[Dataset rows for apps and sites]
========

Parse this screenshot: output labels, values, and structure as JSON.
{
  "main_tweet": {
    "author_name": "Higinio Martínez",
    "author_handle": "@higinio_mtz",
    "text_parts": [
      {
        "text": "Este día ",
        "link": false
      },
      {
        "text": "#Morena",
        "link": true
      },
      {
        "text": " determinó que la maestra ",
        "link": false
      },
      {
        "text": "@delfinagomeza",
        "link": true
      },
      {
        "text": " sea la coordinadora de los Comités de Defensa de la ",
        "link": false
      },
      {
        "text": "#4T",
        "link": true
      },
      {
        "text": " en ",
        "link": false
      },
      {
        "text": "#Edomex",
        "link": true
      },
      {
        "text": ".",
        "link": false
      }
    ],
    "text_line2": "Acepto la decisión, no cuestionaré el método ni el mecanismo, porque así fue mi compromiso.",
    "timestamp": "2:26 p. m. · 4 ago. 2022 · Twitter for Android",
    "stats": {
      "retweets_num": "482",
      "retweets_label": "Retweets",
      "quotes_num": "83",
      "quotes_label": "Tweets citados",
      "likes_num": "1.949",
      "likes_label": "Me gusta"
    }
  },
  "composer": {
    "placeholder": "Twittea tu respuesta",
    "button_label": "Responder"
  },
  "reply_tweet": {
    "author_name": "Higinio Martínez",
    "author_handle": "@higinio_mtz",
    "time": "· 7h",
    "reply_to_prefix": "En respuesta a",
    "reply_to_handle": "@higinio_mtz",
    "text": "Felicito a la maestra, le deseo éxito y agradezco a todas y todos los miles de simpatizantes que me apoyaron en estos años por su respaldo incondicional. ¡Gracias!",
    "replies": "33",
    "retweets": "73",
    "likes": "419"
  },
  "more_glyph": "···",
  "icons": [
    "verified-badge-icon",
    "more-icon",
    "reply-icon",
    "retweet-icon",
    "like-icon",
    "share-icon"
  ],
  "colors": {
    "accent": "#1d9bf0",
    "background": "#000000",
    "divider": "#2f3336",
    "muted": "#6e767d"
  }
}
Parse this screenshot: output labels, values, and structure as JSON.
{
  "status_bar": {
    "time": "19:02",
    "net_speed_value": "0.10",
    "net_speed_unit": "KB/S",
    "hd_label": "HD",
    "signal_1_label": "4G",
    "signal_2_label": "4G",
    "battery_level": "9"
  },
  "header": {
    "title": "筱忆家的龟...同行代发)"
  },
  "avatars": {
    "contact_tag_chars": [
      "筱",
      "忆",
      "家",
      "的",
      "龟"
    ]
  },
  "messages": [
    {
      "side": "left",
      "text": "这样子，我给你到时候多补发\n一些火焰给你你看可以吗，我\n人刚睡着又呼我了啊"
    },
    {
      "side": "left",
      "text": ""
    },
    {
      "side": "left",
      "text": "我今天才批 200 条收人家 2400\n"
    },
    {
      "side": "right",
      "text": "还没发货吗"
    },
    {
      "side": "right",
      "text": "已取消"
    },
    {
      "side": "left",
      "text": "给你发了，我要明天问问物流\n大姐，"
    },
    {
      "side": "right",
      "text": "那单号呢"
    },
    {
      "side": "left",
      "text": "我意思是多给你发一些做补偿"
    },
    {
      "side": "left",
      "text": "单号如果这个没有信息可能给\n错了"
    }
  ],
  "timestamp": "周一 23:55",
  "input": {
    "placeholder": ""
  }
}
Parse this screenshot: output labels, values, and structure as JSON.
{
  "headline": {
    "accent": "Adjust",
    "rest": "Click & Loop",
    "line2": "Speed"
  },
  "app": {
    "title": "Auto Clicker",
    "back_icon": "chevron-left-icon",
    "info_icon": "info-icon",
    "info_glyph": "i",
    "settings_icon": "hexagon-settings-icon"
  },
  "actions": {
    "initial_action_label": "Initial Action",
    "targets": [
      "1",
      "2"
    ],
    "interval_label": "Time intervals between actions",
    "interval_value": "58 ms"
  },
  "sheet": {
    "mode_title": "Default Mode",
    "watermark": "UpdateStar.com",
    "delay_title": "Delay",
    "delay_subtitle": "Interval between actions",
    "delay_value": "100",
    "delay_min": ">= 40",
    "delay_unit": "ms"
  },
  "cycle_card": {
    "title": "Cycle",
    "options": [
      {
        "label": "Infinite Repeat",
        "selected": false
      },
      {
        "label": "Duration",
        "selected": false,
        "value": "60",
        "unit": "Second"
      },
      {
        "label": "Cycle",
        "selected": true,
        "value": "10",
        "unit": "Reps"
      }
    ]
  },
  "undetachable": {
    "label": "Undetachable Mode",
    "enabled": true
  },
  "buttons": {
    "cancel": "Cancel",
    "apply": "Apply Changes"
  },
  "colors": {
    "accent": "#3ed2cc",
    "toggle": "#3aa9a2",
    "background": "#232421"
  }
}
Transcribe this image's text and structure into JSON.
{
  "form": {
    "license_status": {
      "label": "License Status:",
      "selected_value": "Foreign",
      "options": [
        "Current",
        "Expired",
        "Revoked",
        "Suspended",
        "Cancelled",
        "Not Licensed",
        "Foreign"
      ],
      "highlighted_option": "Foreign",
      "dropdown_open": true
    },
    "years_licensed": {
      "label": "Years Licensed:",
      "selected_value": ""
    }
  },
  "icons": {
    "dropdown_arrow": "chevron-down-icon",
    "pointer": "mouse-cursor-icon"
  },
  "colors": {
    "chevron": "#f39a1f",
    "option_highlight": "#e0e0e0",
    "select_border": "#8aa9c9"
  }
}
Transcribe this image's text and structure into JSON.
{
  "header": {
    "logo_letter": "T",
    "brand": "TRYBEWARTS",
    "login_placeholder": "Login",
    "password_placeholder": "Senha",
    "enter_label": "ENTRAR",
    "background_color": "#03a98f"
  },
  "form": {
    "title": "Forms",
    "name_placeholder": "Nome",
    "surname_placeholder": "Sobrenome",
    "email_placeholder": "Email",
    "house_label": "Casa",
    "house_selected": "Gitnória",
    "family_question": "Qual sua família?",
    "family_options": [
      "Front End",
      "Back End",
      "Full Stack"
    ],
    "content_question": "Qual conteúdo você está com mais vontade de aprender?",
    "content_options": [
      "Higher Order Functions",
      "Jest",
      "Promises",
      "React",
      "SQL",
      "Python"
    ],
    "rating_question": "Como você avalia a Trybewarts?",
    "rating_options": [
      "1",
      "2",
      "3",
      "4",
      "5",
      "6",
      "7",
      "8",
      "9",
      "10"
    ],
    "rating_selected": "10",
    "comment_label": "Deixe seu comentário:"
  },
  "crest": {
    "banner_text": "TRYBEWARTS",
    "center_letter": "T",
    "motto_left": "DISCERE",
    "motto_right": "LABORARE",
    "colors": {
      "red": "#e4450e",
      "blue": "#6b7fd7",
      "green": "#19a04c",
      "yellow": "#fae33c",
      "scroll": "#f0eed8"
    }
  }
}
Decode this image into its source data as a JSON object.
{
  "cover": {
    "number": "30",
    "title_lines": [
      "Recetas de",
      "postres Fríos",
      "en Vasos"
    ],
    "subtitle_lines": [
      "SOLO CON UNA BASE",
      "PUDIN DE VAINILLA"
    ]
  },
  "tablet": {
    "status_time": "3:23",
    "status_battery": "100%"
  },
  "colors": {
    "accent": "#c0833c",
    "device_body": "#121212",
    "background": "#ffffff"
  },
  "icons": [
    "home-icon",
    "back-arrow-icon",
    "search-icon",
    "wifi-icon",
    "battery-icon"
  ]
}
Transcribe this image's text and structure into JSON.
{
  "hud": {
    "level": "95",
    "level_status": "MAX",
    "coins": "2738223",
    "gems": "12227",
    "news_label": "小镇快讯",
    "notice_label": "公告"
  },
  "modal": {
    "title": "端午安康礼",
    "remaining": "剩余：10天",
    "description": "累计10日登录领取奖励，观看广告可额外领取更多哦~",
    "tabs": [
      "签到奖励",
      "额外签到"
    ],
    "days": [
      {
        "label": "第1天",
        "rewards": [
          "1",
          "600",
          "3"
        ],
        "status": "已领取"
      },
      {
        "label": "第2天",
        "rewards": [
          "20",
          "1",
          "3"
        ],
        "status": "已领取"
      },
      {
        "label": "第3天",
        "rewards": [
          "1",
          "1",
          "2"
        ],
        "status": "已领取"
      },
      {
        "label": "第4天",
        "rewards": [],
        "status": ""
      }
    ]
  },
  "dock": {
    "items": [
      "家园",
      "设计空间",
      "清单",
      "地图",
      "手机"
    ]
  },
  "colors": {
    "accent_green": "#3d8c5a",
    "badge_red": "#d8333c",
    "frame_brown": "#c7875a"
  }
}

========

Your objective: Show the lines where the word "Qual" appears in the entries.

Answer for the task:
    "family_question": "Qual sua família?",
    "content_question": "Qual conteúdo você está com mais vontade de aprender?",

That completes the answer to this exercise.